Singapore’s foreign minister on Monday praised a newly created forum for Asian dialogue, saying it could bring together regional organizations and promote Asian integration.
The 17-member Asia Cooperation Dialogue “if properly nurtured could eventually bridge the gap between … regional groupings in Asia,” Shanmugam Jayakumar said in an address to Parliament.
The Asia Cooperation Dialogue was spearheaded by Thailand last month in a one-day meeting among member nations. It’s supposed to serve as an informal forum for addressing continent-wide problems.
Some observers say the region’s myriad trade, military and diplomatic groupings often pursue varying — and even competing — agendas.
Jayakumar told Parliament that there is “minimal interaction” between such Asian groupings as the Association of Southeast Asian Nations and the South Asian Association for Regional Cooperation.
Without offering specifics, Jayakumar said the Asia Cooperation Dialogue could help link the various groupings but “should avoid duplicating the work of existing international organizations.”

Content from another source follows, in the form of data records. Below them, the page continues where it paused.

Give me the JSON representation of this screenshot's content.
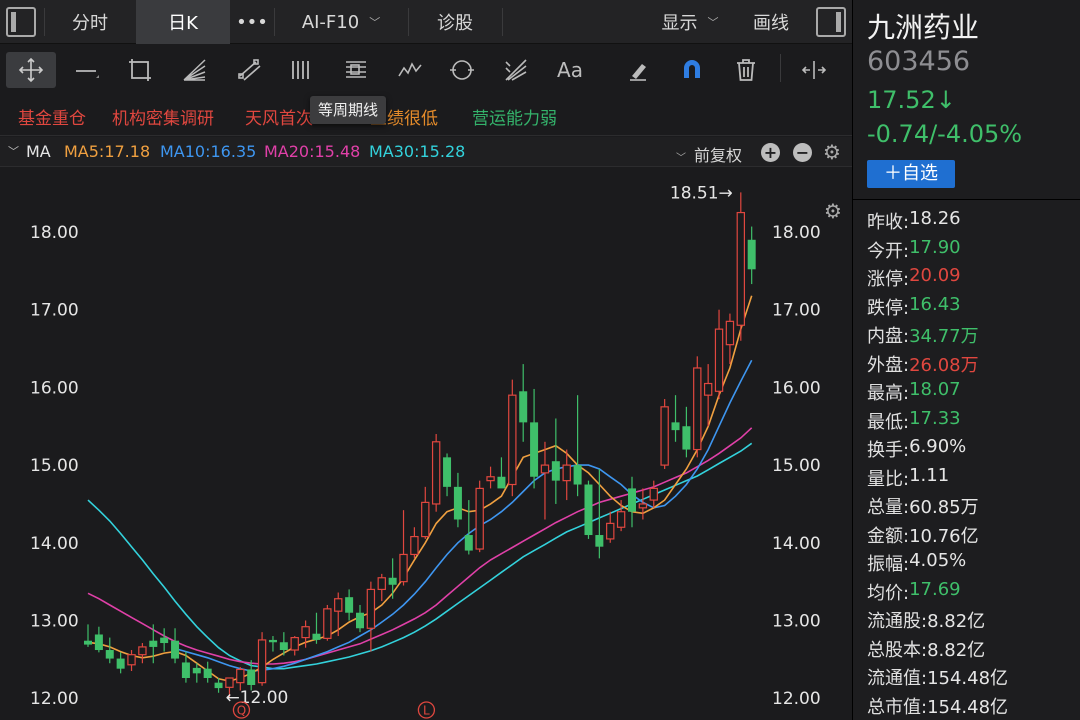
{
  "colors": {
    "up": "#e0473f",
    "down": "#3fbf6a",
    "ma5": "#f0a040",
    "ma10": "#3e96f0",
    "ma20": "#e040a8",
    "ma30": "#33d2dc"
  },
  "topbar": {
    "tabs": [
      {
        "label": "分时"
      },
      {
        "label": "日K"
      },
      {
        "label": "•••"
      },
      {
        "label": "AI-F10"
      },
      {
        "label": "诊股"
      }
    ],
    "display_label": "显示",
    "draw_label": "画线"
  },
  "toolbar": {
    "tools": [
      {
        "icon": "crosshair-move-icon"
      },
      {
        "icon": "line-segment-icon"
      },
      {
        "icon": "rectangle-icon"
      },
      {
        "icon": "fan-lines-icon"
      },
      {
        "icon": "channel-icon"
      },
      {
        "icon": "period-lines-icon"
      },
      {
        "icon": "fibonacci-icon"
      },
      {
        "icon": "wave-icon"
      },
      {
        "icon": "cycle-icon"
      },
      {
        "icon": "gann-icon"
      },
      {
        "icon": "text-icon"
      },
      {
        "icon": "eraser-icon"
      },
      {
        "icon": "magnet-icon"
      },
      {
        "icon": "trash-icon"
      },
      {
        "icon": "horizontal-expand-icon"
      }
    ],
    "text_tool_label": "Aa"
  },
  "tags": {
    "items": [
      {
        "label": "基金重仓",
        "color": "red"
      },
      {
        "label": "机构密集调研",
        "color": "red"
      },
      {
        "label": "天风首次",
        "color": "red"
      },
      {
        "label": "业绩很低",
        "color": "orange"
      },
      {
        "label": "营运能力弱",
        "color": "green"
      }
    ],
    "tooltip": "等周期线"
  },
  "ma_bar": {
    "label": "MA",
    "ma5": "MA5:17.18",
    "ma10": "MA10:16.35",
    "ma20": "MA20:15.48",
    "ma30": "MA30:15.28",
    "adjust": "前复权"
  },
  "chart_data": {
    "type": "candlestick",
    "y_ticks": [
      "18.00",
      "17.00",
      "16.00",
      "15.00",
      "14.00",
      "13.00",
      "12.00"
    ],
    "ylim": [
      12.0,
      18.51
    ],
    "high_marker": "18.51→",
    "low_marker": "←12.00",
    "event_markers": [
      "Q",
      "L"
    ],
    "candles": [
      {
        "o": 12.74,
        "h": 12.95,
        "l": 12.66,
        "c": 12.69
      },
      {
        "o": 12.82,
        "h": 12.92,
        "l": 12.59,
        "c": 12.62
      },
      {
        "o": 12.62,
        "h": 12.78,
        "l": 12.45,
        "c": 12.51
      },
      {
        "o": 12.51,
        "h": 12.59,
        "l": 12.32,
        "c": 12.38
      },
      {
        "o": 12.43,
        "h": 12.62,
        "l": 12.35,
        "c": 12.56
      },
      {
        "o": 12.56,
        "h": 12.71,
        "l": 12.45,
        "c": 12.66
      },
      {
        "o": 12.74,
        "h": 12.95,
        "l": 12.45,
        "c": 12.66
      },
      {
        "o": 12.78,
        "h": 12.9,
        "l": 12.6,
        "c": 12.71
      },
      {
        "o": 12.74,
        "h": 12.9,
        "l": 12.45,
        "c": 12.51
      },
      {
        "o": 12.46,
        "h": 12.6,
        "l": 12.2,
        "c": 12.26
      },
      {
        "o": 12.39,
        "h": 12.45,
        "l": 12.2,
        "c": 12.32
      },
      {
        "o": 12.38,
        "h": 12.47,
        "l": 12.2,
        "c": 12.26
      },
      {
        "o": 12.2,
        "h": 12.26,
        "l": 12.07,
        "c": 12.13
      },
      {
        "o": 12.14,
        "h": 12.26,
        "l": 12.0,
        "c": 12.26
      },
      {
        "o": 12.2,
        "h": 12.4,
        "l": 12.1,
        "c": 12.37
      },
      {
        "o": 12.37,
        "h": 12.49,
        "l": 12.1,
        "c": 12.17
      },
      {
        "o": 12.2,
        "h": 12.85,
        "l": 12.16,
        "c": 12.75
      },
      {
        "o": 12.75,
        "h": 12.8,
        "l": 12.6,
        "c": 12.72
      },
      {
        "o": 12.72,
        "h": 12.85,
        "l": 12.55,
        "c": 12.62
      },
      {
        "o": 12.62,
        "h": 12.8,
        "l": 12.55,
        "c": 12.78
      },
      {
        "o": 12.78,
        "h": 13.0,
        "l": 12.65,
        "c": 12.92
      },
      {
        "o": 12.83,
        "h": 13.1,
        "l": 12.7,
        "c": 12.75
      },
      {
        "o": 12.77,
        "h": 13.2,
        "l": 12.74,
        "c": 13.15
      },
      {
        "o": 13.12,
        "h": 13.36,
        "l": 12.8,
        "c": 13.28
      },
      {
        "o": 13.3,
        "h": 13.4,
        "l": 13.0,
        "c": 13.1
      },
      {
        "o": 13.1,
        "h": 13.2,
        "l": 12.85,
        "c": 12.9
      },
      {
        "o": 12.9,
        "h": 13.5,
        "l": 12.6,
        "c": 13.4
      },
      {
        "o": 13.4,
        "h": 13.6,
        "l": 13.25,
        "c": 13.55
      },
      {
        "o": 13.55,
        "h": 13.8,
        "l": 13.28,
        "c": 13.46
      },
      {
        "o": 13.5,
        "h": 14.42,
        "l": 13.45,
        "c": 13.85
      },
      {
        "o": 13.85,
        "h": 14.2,
        "l": 13.8,
        "c": 14.08
      },
      {
        "o": 14.08,
        "h": 14.72,
        "l": 14.05,
        "c": 14.52
      },
      {
        "o": 14.5,
        "h": 15.4,
        "l": 14.4,
        "c": 15.3
      },
      {
        "o": 15.1,
        "h": 15.15,
        "l": 14.6,
        "c": 14.72
      },
      {
        "o": 14.72,
        "h": 14.9,
        "l": 14.2,
        "c": 14.3
      },
      {
        "o": 14.1,
        "h": 14.55,
        "l": 13.85,
        "c": 13.9
      },
      {
        "o": 13.92,
        "h": 14.8,
        "l": 13.88,
        "c": 14.7
      },
      {
        "o": 14.8,
        "h": 14.98,
        "l": 14.7,
        "c": 14.85
      },
      {
        "o": 14.85,
        "h": 15.1,
        "l": 14.75,
        "c": 14.7
      },
      {
        "o": 14.75,
        "h": 16.1,
        "l": 14.6,
        "c": 15.9
      },
      {
        "o": 15.95,
        "h": 16.3,
        "l": 15.3,
        "c": 15.55
      },
      {
        "o": 15.55,
        "h": 15.98,
        "l": 14.7,
        "c": 14.85
      },
      {
        "o": 14.9,
        "h": 15.3,
        "l": 14.3,
        "c": 15.0
      },
      {
        "o": 15.05,
        "h": 15.6,
        "l": 14.5,
        "c": 14.8
      },
      {
        "o": 14.8,
        "h": 15.2,
        "l": 14.55,
        "c": 15.0
      },
      {
        "o": 15.0,
        "h": 15.9,
        "l": 14.6,
        "c": 14.75
      },
      {
        "o": 14.75,
        "h": 14.8,
        "l": 14.05,
        "c": 14.1
      },
      {
        "o": 14.1,
        "h": 14.95,
        "l": 13.8,
        "c": 13.95
      },
      {
        "o": 14.05,
        "h": 14.4,
        "l": 14.0,
        "c": 14.25
      },
      {
        "o": 14.2,
        "h": 14.55,
        "l": 14.15,
        "c": 14.4
      },
      {
        "o": 14.7,
        "h": 14.85,
        "l": 14.2,
        "c": 14.4
      },
      {
        "o": 14.45,
        "h": 14.7,
        "l": 14.3,
        "c": 14.5
      },
      {
        "o": 14.55,
        "h": 14.8,
        "l": 14.45,
        "c": 14.7
      },
      {
        "o": 15.0,
        "h": 15.85,
        "l": 14.95,
        "c": 15.75
      },
      {
        "o": 15.55,
        "h": 15.9,
        "l": 15.3,
        "c": 15.45
      },
      {
        "o": 15.5,
        "h": 15.75,
        "l": 15.1,
        "c": 15.2
      },
      {
        "o": 15.2,
        "h": 16.4,
        "l": 15.1,
        "c": 16.25
      },
      {
        "o": 15.9,
        "h": 16.3,
        "l": 15.5,
        "c": 16.05
      },
      {
        "o": 15.95,
        "h": 17.0,
        "l": 15.85,
        "c": 16.75
      },
      {
        "o": 16.55,
        "h": 16.95,
        "l": 16.3,
        "c": 16.85
      },
      {
        "o": 16.8,
        "h": 18.51,
        "l": 16.6,
        "c": 18.25
      },
      {
        "o": 17.9,
        "h": 18.07,
        "l": 17.33,
        "c": 17.52
      }
    ],
    "ma5": [
      12.72,
      12.7,
      12.66,
      12.6,
      12.55,
      12.52,
      12.54,
      12.58,
      12.6,
      12.55,
      12.45,
      12.35,
      12.25,
      12.22,
      12.26,
      12.32,
      12.4,
      12.5,
      12.58,
      12.66,
      12.72,
      12.76,
      12.8,
      12.88,
      12.98,
      13.05,
      13.1,
      13.2,
      13.35,
      13.55,
      13.78,
      14.0,
      14.25,
      14.4,
      14.45,
      14.4,
      14.42,
      14.5,
      14.6,
      14.85,
      15.1,
      15.15,
      15.2,
      15.25,
      15.15,
      15.0,
      14.9,
      14.75,
      14.6,
      14.48,
      14.4,
      14.38,
      14.45,
      14.55,
      14.75,
      14.95,
      15.2,
      15.5,
      15.9,
      16.25,
      16.75,
      17.18
    ],
    "ma10": [
      null,
      null,
      null,
      null,
      null,
      null,
      null,
      null,
      12.64,
      12.6,
      12.56,
      12.52,
      12.47,
      12.42,
      12.38,
      12.35,
      12.36,
      12.38,
      12.41,
      12.45,
      12.5,
      12.55,
      12.6,
      12.66,
      12.72,
      12.8,
      12.88,
      12.98,
      13.08,
      13.2,
      13.34,
      13.5,
      13.68,
      13.85,
      14.0,
      14.12,
      14.22,
      14.3,
      14.4,
      14.52,
      14.66,
      14.8,
      14.9,
      14.95,
      14.98,
      15.0,
      15.0,
      14.95,
      14.85,
      14.75,
      14.62,
      14.52,
      14.45,
      14.48,
      14.6,
      14.75,
      14.95,
      15.2,
      15.5,
      15.8,
      16.08,
      16.35
    ],
    "ma20": [
      13.35,
      13.28,
      13.2,
      13.12,
      13.04,
      12.96,
      12.88,
      12.8,
      12.73,
      12.67,
      12.62,
      12.58,
      12.54,
      12.5,
      12.47,
      12.45,
      12.44,
      12.44,
      12.45,
      12.47,
      12.5,
      12.54,
      12.58,
      12.62,
      12.66,
      12.7,
      12.76,
      12.82,
      12.88,
      12.95,
      13.02,
      13.1,
      13.2,
      13.32,
      13.44,
      13.56,
      13.68,
      13.78,
      13.86,
      13.94,
      14.02,
      14.1,
      14.18,
      14.26,
      14.33,
      14.4,
      14.46,
      14.52,
      14.56,
      14.6,
      14.64,
      14.68,
      14.72,
      14.78,
      14.84,
      14.9,
      14.98,
      15.06,
      15.15,
      15.25,
      15.35,
      15.48
    ],
    "ma30": [
      14.55,
      14.42,
      14.28,
      14.12,
      13.95,
      13.78,
      13.6,
      13.43,
      13.25,
      13.08,
      12.92,
      12.78,
      12.65,
      12.55,
      12.48,
      12.42,
      12.4,
      12.38,
      12.38,
      12.4,
      12.42,
      12.44,
      12.47,
      12.5,
      12.53,
      12.57,
      12.61,
      12.66,
      12.72,
      12.78,
      12.85,
      12.93,
      13.02,
      13.12,
      13.22,
      13.32,
      13.42,
      13.52,
      13.62,
      13.72,
      13.82,
      13.9,
      13.98,
      14.06,
      14.14,
      14.2,
      14.26,
      14.32,
      14.38,
      14.44,
      14.5,
      14.56,
      14.62,
      14.68,
      14.74,
      14.8,
      14.86,
      14.94,
      15.02,
      15.1,
      15.18,
      15.28
    ]
  },
  "stock": {
    "name": "九洲药业",
    "code": "603456",
    "price": "17.52↓",
    "change": "-0.74/-4.05%",
    "fav_button": "＋自选"
  },
  "stats": [
    {
      "label": "昨收:",
      "value": "18.26",
      "color": "white"
    },
    {
      "label": "今开:",
      "value": "17.90",
      "color": "green"
    },
    {
      "label": "涨停:",
      "value": "20.09",
      "color": "red"
    },
    {
      "label": "跌停:",
      "value": "16.43",
      "color": "green"
    },
    {
      "label": "内盘:",
      "value": "34.77万",
      "color": "green"
    },
    {
      "label": "外盘:",
      "value": "26.08万",
      "color": "red"
    },
    {
      "label": "最高:",
      "value": "18.07",
      "color": "green"
    },
    {
      "label": "最低:",
      "value": "17.33",
      "color": "green"
    },
    {
      "label": "换手:",
      "value": "6.90%",
      "color": "white"
    },
    {
      "label": "量比:",
      "value": "1.11",
      "color": "white"
    },
    {
      "label": "总量:",
      "value": "60.85万",
      "color": "white"
    },
    {
      "label": "金额:",
      "value": "10.76亿",
      "color": "white"
    },
    {
      "label": "振幅:",
      "value": "4.05%",
      "color": "white"
    },
    {
      "label": "均价:",
      "value": "17.69",
      "color": "green"
    },
    {
      "label": "流通股:",
      "value": "8.82亿",
      "color": "white"
    },
    {
      "label": "总股本:",
      "value": "8.82亿",
      "color": "white"
    },
    {
      "label": "流通值:",
      "value": "154.48亿",
      "color": "white"
    },
    {
      "label": "总市值:",
      "value": "154.48亿",
      "color": "white"
    }
  ]
}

Countries taking part in the Dialogue are Bahrain, Bangladesh, Brunei, Cambodia, mainland China, India, Indonesia, Japan, Korea, Laos, Malaysia, Pakistan, Philippines, Qatar, Singapore, Thailand and Vietnam.